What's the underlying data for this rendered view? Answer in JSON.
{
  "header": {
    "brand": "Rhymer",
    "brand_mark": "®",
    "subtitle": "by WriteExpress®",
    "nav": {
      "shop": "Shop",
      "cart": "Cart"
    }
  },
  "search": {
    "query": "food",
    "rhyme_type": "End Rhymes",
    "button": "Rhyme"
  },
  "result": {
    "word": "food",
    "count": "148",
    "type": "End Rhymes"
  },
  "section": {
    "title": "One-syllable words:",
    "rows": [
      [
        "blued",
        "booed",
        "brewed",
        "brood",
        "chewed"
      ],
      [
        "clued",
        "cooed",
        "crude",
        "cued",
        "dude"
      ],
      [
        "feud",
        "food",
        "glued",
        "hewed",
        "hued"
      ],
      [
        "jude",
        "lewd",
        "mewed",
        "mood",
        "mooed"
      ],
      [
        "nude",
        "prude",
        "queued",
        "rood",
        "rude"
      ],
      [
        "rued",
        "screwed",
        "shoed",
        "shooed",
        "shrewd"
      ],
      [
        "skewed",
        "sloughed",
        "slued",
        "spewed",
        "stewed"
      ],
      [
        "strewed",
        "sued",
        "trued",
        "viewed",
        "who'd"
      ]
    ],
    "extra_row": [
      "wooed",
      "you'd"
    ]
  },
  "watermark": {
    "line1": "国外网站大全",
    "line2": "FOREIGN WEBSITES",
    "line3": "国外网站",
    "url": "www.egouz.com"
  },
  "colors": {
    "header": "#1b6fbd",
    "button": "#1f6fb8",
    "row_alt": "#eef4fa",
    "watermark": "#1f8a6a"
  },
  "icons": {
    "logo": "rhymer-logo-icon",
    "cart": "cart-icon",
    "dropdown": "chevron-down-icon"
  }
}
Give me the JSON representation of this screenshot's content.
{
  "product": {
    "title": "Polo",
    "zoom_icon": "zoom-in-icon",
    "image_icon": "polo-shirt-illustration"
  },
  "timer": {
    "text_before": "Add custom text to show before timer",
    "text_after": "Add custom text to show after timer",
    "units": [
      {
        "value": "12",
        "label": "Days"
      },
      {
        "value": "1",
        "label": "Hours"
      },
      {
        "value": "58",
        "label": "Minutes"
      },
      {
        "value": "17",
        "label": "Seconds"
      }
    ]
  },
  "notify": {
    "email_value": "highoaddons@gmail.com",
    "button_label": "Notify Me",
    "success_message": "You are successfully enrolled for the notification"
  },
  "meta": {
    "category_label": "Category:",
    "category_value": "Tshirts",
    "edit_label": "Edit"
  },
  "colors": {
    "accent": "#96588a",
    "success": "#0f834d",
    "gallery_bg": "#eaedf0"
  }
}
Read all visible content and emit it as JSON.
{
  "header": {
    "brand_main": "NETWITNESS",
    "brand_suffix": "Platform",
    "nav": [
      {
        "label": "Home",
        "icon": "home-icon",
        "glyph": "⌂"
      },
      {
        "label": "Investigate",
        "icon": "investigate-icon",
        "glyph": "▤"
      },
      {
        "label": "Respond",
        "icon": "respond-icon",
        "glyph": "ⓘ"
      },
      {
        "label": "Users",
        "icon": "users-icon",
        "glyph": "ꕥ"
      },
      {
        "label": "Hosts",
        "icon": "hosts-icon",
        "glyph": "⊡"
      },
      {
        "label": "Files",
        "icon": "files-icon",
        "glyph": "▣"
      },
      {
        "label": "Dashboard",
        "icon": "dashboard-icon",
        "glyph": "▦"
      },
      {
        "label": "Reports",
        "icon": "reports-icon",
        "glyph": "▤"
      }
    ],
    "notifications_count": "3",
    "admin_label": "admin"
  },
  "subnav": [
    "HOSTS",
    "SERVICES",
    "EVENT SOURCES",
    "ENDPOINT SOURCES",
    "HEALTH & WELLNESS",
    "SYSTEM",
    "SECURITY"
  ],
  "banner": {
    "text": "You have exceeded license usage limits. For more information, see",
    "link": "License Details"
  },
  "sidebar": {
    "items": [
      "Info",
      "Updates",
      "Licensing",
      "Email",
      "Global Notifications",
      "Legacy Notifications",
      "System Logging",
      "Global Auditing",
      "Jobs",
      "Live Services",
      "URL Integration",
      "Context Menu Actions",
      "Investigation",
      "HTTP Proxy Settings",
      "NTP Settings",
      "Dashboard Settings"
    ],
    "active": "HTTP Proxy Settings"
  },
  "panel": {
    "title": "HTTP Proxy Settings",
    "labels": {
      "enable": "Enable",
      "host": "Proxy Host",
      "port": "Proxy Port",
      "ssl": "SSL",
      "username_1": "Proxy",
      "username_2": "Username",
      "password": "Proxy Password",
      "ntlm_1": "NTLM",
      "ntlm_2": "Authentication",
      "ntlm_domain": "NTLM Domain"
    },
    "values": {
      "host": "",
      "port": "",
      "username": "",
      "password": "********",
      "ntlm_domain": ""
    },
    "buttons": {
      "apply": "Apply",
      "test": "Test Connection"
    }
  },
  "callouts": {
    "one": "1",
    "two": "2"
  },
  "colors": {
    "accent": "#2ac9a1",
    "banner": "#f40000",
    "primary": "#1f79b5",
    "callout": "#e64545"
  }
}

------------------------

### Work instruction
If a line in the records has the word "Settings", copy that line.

### The answer
      "HTTP Proxy Settings",
      "NTP Settings",
      "Dashboard Settings"
    "active": "HTTP Proxy Settings"
    "title": "HTTP Proxy Settings",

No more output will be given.